▶ _Your goal_
Each record, word for word and stripped of pictures, is what the answer should contain.

▶ _Study material_
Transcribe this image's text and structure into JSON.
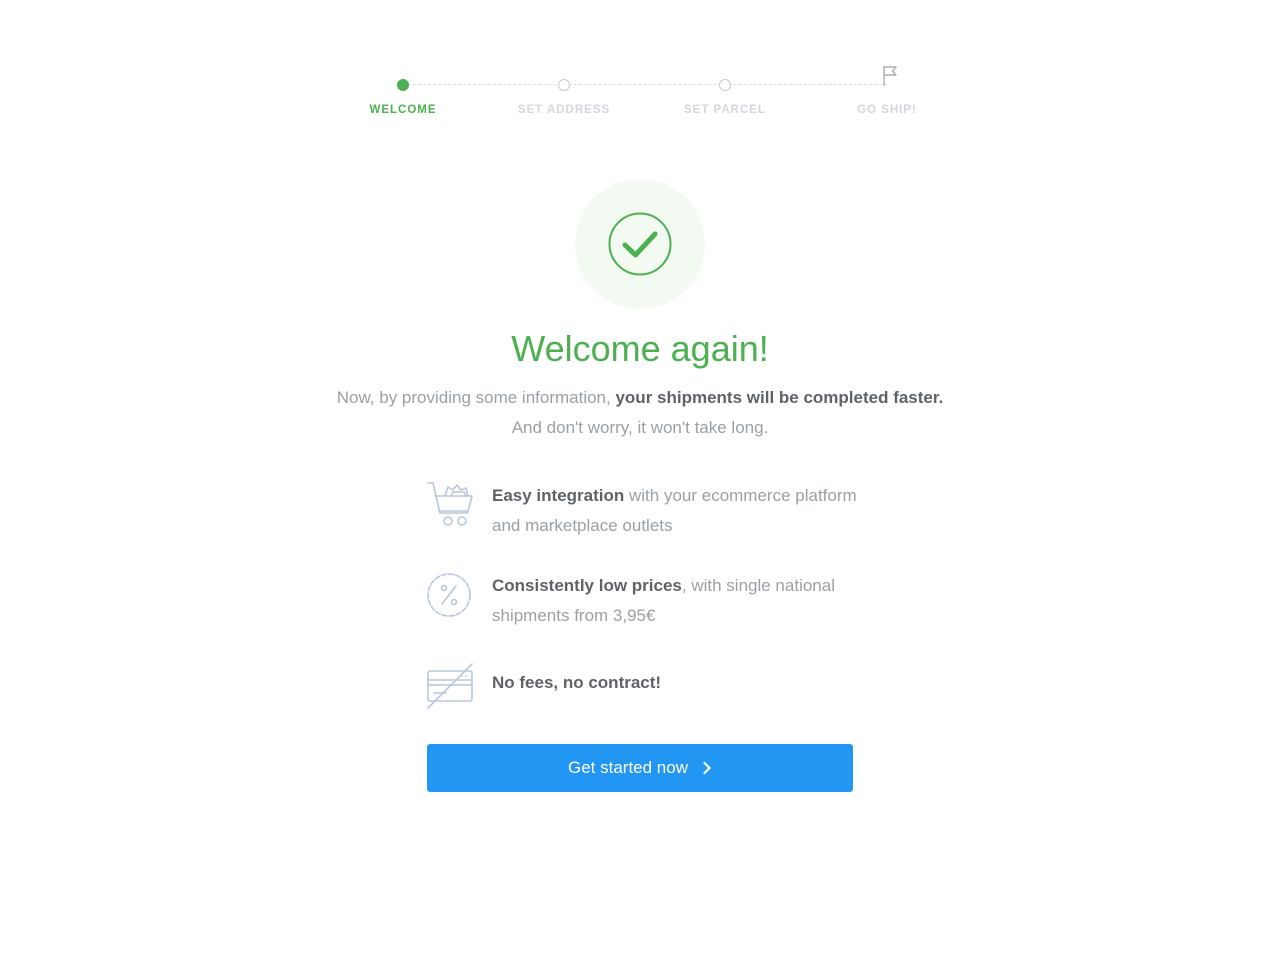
{
  "stepper": {
    "steps": [
      {
        "label": "WELCOME",
        "state": "active"
      },
      {
        "label": "SET ADDRESS",
        "state": "pending"
      },
      {
        "label": "SET PARCEL",
        "state": "pending"
      },
      {
        "label": "GO SHIP!",
        "state": "pending",
        "icon": "flag-icon"
      }
    ]
  },
  "hero": {
    "icon": "check-circle-icon",
    "title": "Welcome again!",
    "intro_part1": "Now, by providing some information, ",
    "intro_bold": "your shipments will be completed faster.",
    "intro_line2": "And don't worry, it won't take long."
  },
  "features": [
    {
      "icon": "shopping-cart-icon",
      "bold": "Easy integration",
      "text": " with your ecommerce platform and marketplace outlets"
    },
    {
      "icon": "discount-badge-icon",
      "bold": "Consistently low prices",
      "text": ", with single national shipments from 3,95€"
    },
    {
      "icon": "no-credit-card-icon",
      "bold": "No fees, no contract!",
      "text": ""
    }
  ],
  "cta": {
    "label": "Get started now",
    "icon": "chevron-right-icon"
  },
  "colors": {
    "accent_green": "#4cb050",
    "primary_blue": "#2196f3",
    "muted_text": "#9aa0a6",
    "strong_text": "#5f6368",
    "inactive_label": "#d3d7dc",
    "icon_stroke": "#b9c6dc"
  }
}
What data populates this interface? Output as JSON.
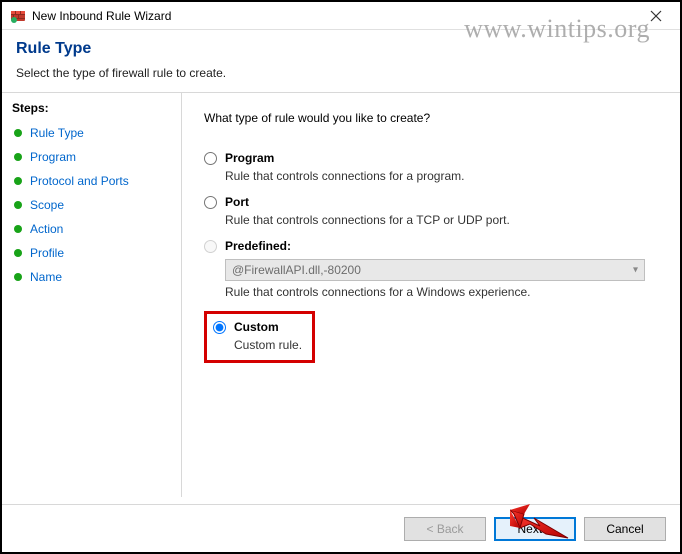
{
  "window": {
    "title": "New Inbound Rule Wizard"
  },
  "watermark": "www.wintips.org",
  "header": {
    "title": "Rule Type",
    "subtitle": "Select the type of firewall rule to create."
  },
  "sidebar": {
    "steps_label": "Steps:",
    "items": [
      {
        "label": "Rule Type"
      },
      {
        "label": "Program"
      },
      {
        "label": "Protocol and Ports"
      },
      {
        "label": "Scope"
      },
      {
        "label": "Action"
      },
      {
        "label": "Profile"
      },
      {
        "label": "Name"
      }
    ]
  },
  "content": {
    "question": "What type of rule would you like to create?",
    "options": {
      "program": {
        "label": "Program",
        "desc": "Rule that controls connections for a program."
      },
      "port": {
        "label": "Port",
        "desc": "Rule that controls connections for a TCP or UDP port."
      },
      "predefined": {
        "label": "Predefined",
        "select_text": "@FirewallAPI.dll,-80200",
        "desc": "Rule that controls connections for a Windows experience."
      },
      "custom": {
        "label": "Custom",
        "desc": "Custom rule."
      }
    }
  },
  "footer": {
    "back": "< Back",
    "next": "Next >",
    "cancel": "Cancel"
  }
}
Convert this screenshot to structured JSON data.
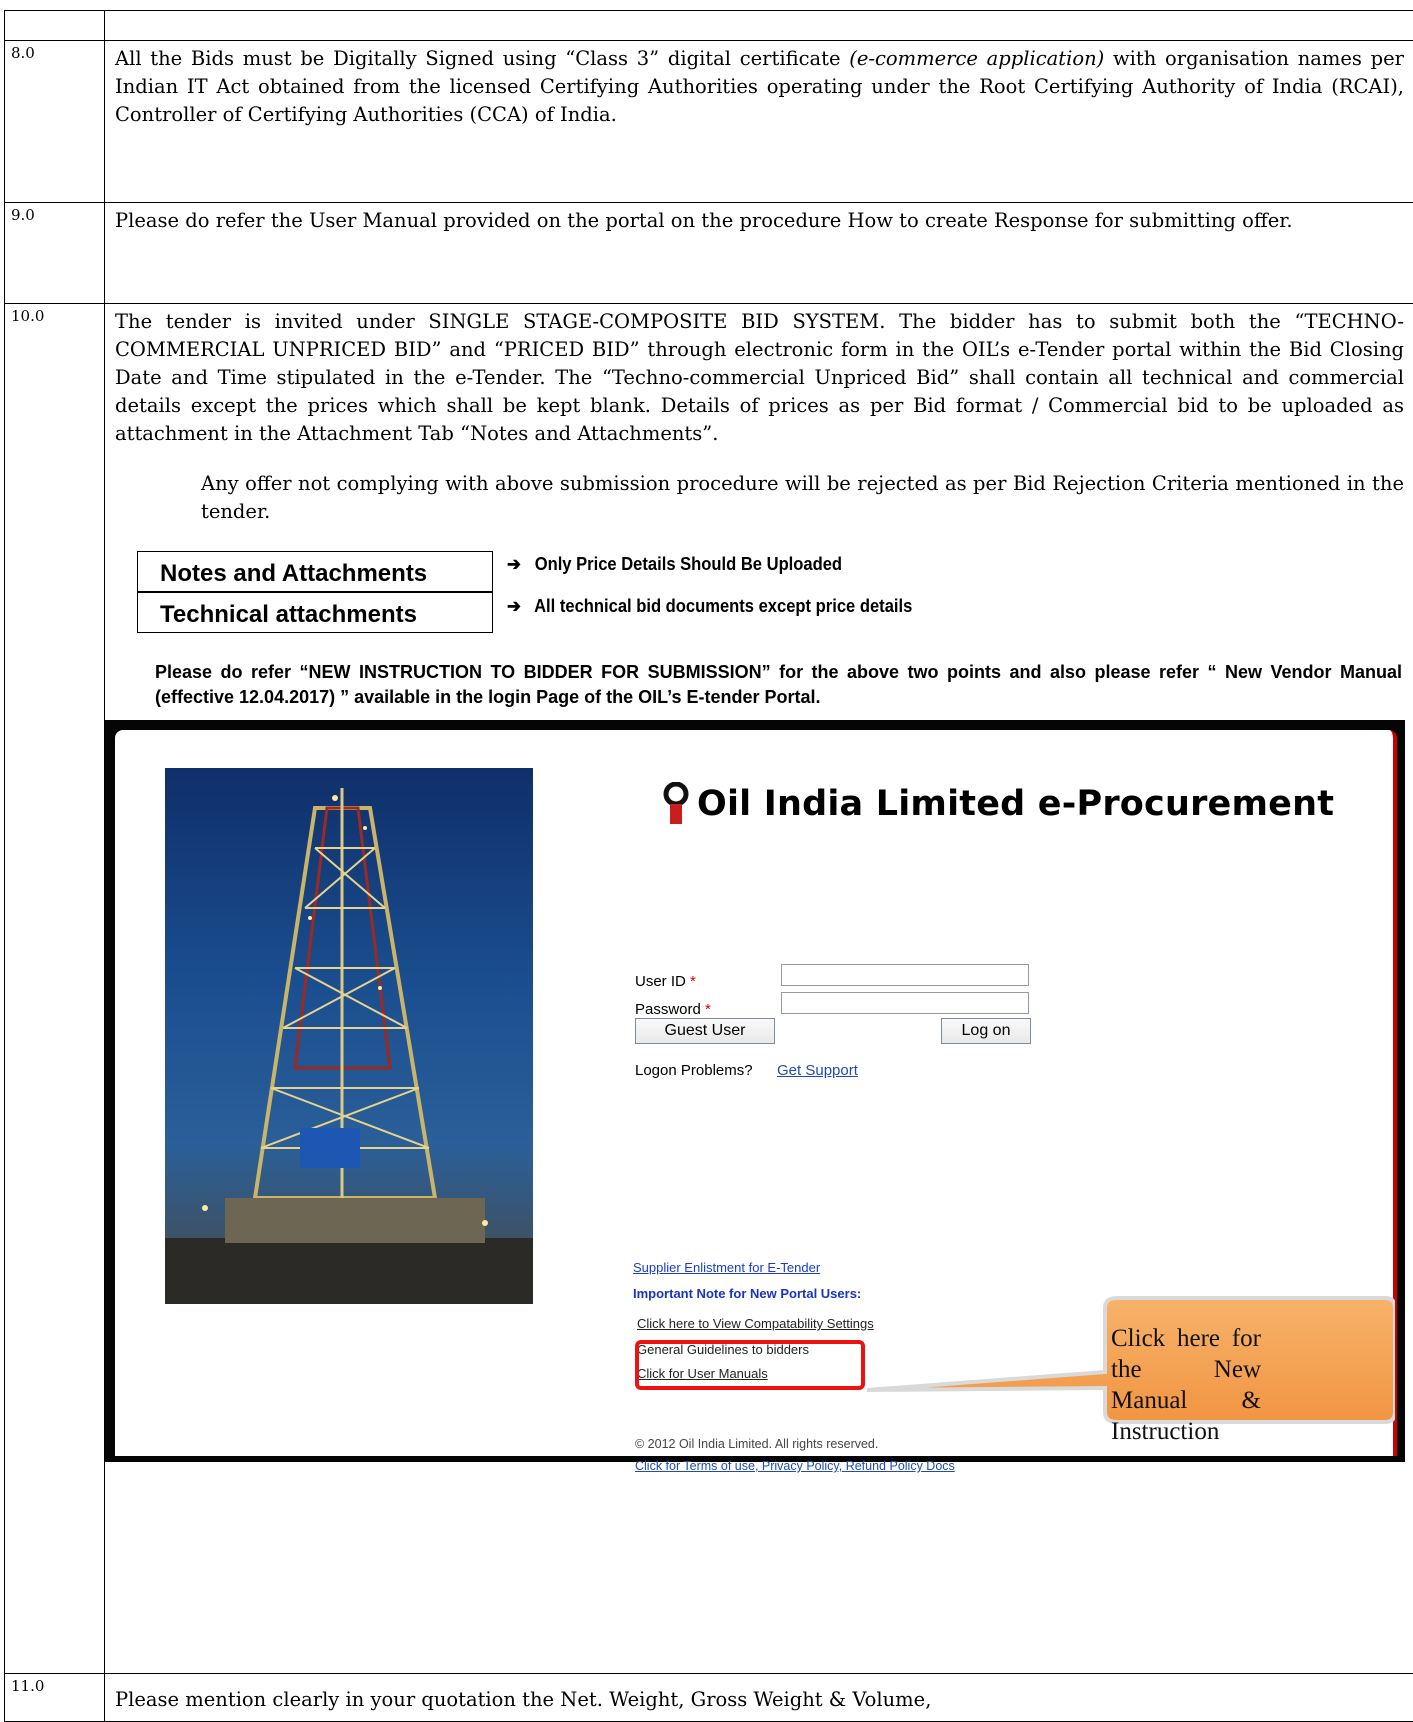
{
  "items": [
    {
      "number": "8.0",
      "text_a": "All the Bids must be Digitally Signed using “Class 3” digital certificate ",
      "text_italic": "(e-commerce application)",
      "text_b": " with organisation names per Indian IT Act obtained from the licensed Certifying Authorities operating under the Root Certifying Authority of India (RCAI), Controller of Certifying Authorities (CCA) of India."
    },
    {
      "number": "9.0",
      "text": "Please do refer the User Manual provided on the portal on the procedure How to create Response for submitting offer."
    },
    {
      "number": "10.0",
      "text": "The tender is invited under SINGLE STAGE-COMPOSITE BID SYSTEM. The bidder has to submit both the “TECHNO-COMMERCIAL UNPRICED BID” and “PRICED BID” through electronic form in the OIL’s e-Tender portal within the Bid Closing Date and Time stipulated in the e-Tender. The “Techno-commercial Unpriced Bid” shall contain all technical and commercial details except the prices which shall be kept blank. Details of prices as per Bid format / Commercial bid to be uploaded as attachment in the Attachment Tab “Notes and Attachments”.",
      "indent_text": "Any offer not complying with above submission procedure will be rejected as per Bid Rejection Criteria mentioned in the tender."
    },
    {
      "number": "11.0",
      "text": "Please mention clearly in your quotation the Net. Weight, Gross Weight & Volume,"
    }
  ],
  "attachments": [
    {
      "box": "Notes and Attachments",
      "note": "Only Price Details Should Be Uploaded"
    },
    {
      "box": "Technical attachments",
      "note": "All technical bid documents except price details"
    }
  ],
  "arrow_glyph": "➔",
  "please_note": "Please do refer “NEW INSTRUCTION TO BIDDER FOR SUBMISSION” for the above two points and also please refer “ New Vendor  Manual (effective 12.04.2017) ” available in the login Page of the OIL’s E-tender Portal.",
  "portal": {
    "title": "Oil India Limited e-Procurement",
    "user_id_label": "User ID",
    "password_label": "Password",
    "required_mark": "*",
    "guest_button": "Guest User",
    "logon_button": "Log on",
    "logon_problems": "Logon Problems?",
    "get_support": "Get Support",
    "supplier_link": "Supplier Enlistment for E-Tender",
    "important_note": "Important Note for New Portal Users:",
    "compat_link": "Click here to View Compatability Settings",
    "guidelines": "General Guidelines to bidders",
    "manuals_link": "Click for User Manuals",
    "copyright": "© 2012 Oil India Limited. All rights reserved.",
    "terms_link": "Click for Terms of use, Privacy Policy, Refund Policy Docs",
    "callout": "Click here for the New Manual & Instruction",
    "colors": {
      "highlight": "#ee1111",
      "callout_fill": "#f4a04e",
      "link": "#1a3bd0"
    }
  }
}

▶ _Output for this exercise_
Transcribe this image's text and structure into JSON.
{
  "stepper": {
    "steps": [
      {
        "label": "WELCOME",
        "state": "active"
      },
      {
        "label": "SET ADDRESS",
        "state": "pending"
      },
      {
        "label": "SET PARCEL",
        "state": "pending"
      },
      {
        "label": "GO SHIP!",
        "state": "pending",
        "icon": "flag-icon"
      }
    ]
  },
  "hero": {
    "icon": "check-circle-icon",
    "title": "Welcome again!",
    "intro_part1": "Now, by providing some information, ",
    "intro_bold": "your shipments will be completed faster.",
    "intro_line2": "And don't worry, it won't take long."
  },
  "features": [
    {
      "icon": "shopping-cart-icon",
      "bold": "Easy integration",
      "text": " with your ecommerce platform and marketplace outlets"
    },
    {
      "icon": "discount-badge-icon",
      "bold": "Consistently low prices",
      "text": ", with single national shipments from 3,95€"
    },
    {
      "icon": "no-credit-card-icon",
      "bold": "No fees, no contract!",
      "text": ""
    }
  ],
  "cta": {
    "label": "Get started now",
    "icon": "chevron-right-icon"
  },
  "colors": {
    "accent_green": "#4cb050",
    "primary_blue": "#2196f3",
    "muted_text": "#9aa0a6",
    "strong_text": "#5f6368",
    "inactive_label": "#d3d7dc",
    "icon_stroke": "#b9c6dc"
  }
}
What data populates this interface? Output as JSON.
{
  "window": {
    "title": "New Inbound Rule Wizard"
  },
  "watermark": "www.wintips.org",
  "header": {
    "title": "Rule Type",
    "subtitle": "Select the type of firewall rule to create."
  },
  "sidebar": {
    "steps_label": "Steps:",
    "items": [
      {
        "label": "Rule Type"
      },
      {
        "label": "Program"
      },
      {
        "label": "Protocol and Ports"
      },
      {
        "label": "Scope"
      },
      {
        "label": "Action"
      },
      {
        "label": "Profile"
      },
      {
        "label": "Name"
      }
    ]
  },
  "content": {
    "question": "What type of rule would you like to create?",
    "options": {
      "program": {
        "label": "Program",
        "desc": "Rule that controls connections for a program."
      },
      "port": {
        "label": "Port",
        "desc": "Rule that controls connections for a TCP or UDP port."
      },
      "predefined": {
        "label": "Predefined",
        "select_text": "@FirewallAPI.dll,-80200",
        "desc": "Rule that controls connections for a Windows experience."
      },
      "custom": {
        "label": "Custom",
        "desc": "Custom rule."
      }
    }
  },
  "footer": {
    "back": "< Back",
    "next": "Next >",
    "cancel": "Cancel"
  }
}
Convert this screenshot to structured JSON data.
{
  "items": [
    {
      "number": "8.0",
      "text_a": "All the Bids must be Digitally Signed using “Class 3” digital certificate ",
      "text_italic": "(e-commerce application)",
      "text_b": " with organisation names per Indian IT Act obtained from the licensed Certifying Authorities operating under the Root Certifying Authority of India (RCAI), Controller of Certifying Authorities (CCA) of India."
    },
    {
      "number": "9.0",
      "text": "Please do refer the User Manual provided on the portal on the procedure How to create Response for submitting offer."
    },
    {
      "number": "10.0",
      "text": "The tender is invited under SINGLE STAGE-COMPOSITE BID SYSTEM. The bidder has to submit both the “TECHNO-COMMERCIAL UNPRICED BID” and “PRICED BID” through electronic form in the OIL’s e-Tender portal within the Bid Closing Date and Time stipulated in the e-Tender. The “Techno-commercial Unpriced Bid” shall contain all technical and commercial details except the prices which shall be kept blank. Details of prices as per Bid format / Commercial bid to be uploaded as attachment in the Attachment Tab “Notes and Attachments”.",
      "indent_text": "Any offer not complying with above submission procedure will be rejected as per Bid Rejection Criteria mentioned in the tender."
    },
    {
      "number": "11.0",
      "text": "Please mention clearly in your quotation the Net. Weight, Gross Weight & Volume,"
    }
  ],
  "attachments": [
    {
      "box": "Notes and Attachments",
      "note": "Only Price Details Should Be Uploaded"
    },
    {
      "box": "Technical attachments",
      "note": "All technical bid documents except price details"
    }
  ],
  "arrow_glyph": "➔",
  "please_note": "Please do refer “NEW INSTRUCTION TO BIDDER FOR SUBMISSION” for the above two points and also please refer “ New Vendor  Manual (effective 12.04.2017) ” available in the login Page of the OIL’s E-tender Portal.",
  "portal": {
    "title": "Oil India Limited e-Procurement",
    "user_id_label": "User ID",
    "password_label": "Password",
    "required_mark": "*",
    "guest_button": "Guest User",
    "logon_button": "Log on",
    "logon_problems": "Logon Problems?",
    "get_support": "Get Support",
    "supplier_link": "Supplier Enlistment for E-Tender",
    "important_note": "Important Note for New Portal Users:",
    "compat_link": "Click here to View Compatability Settings",
    "guidelines": "General Guidelines to bidders",
    "manuals_link": "Click for User Manuals",
    "copyright": "© 2012 Oil India Limited. All rights reserved.",
    "terms_link": "Click for Terms of use, Privacy Policy, Refund Policy Docs",
    "callout": "Click here for the New Manual & Instruction",
    "colors": {
      "highlight": "#ee1111",
      "callout_fill": "#f4a04e",
      "link": "#1a3bd0"
    }
  }
}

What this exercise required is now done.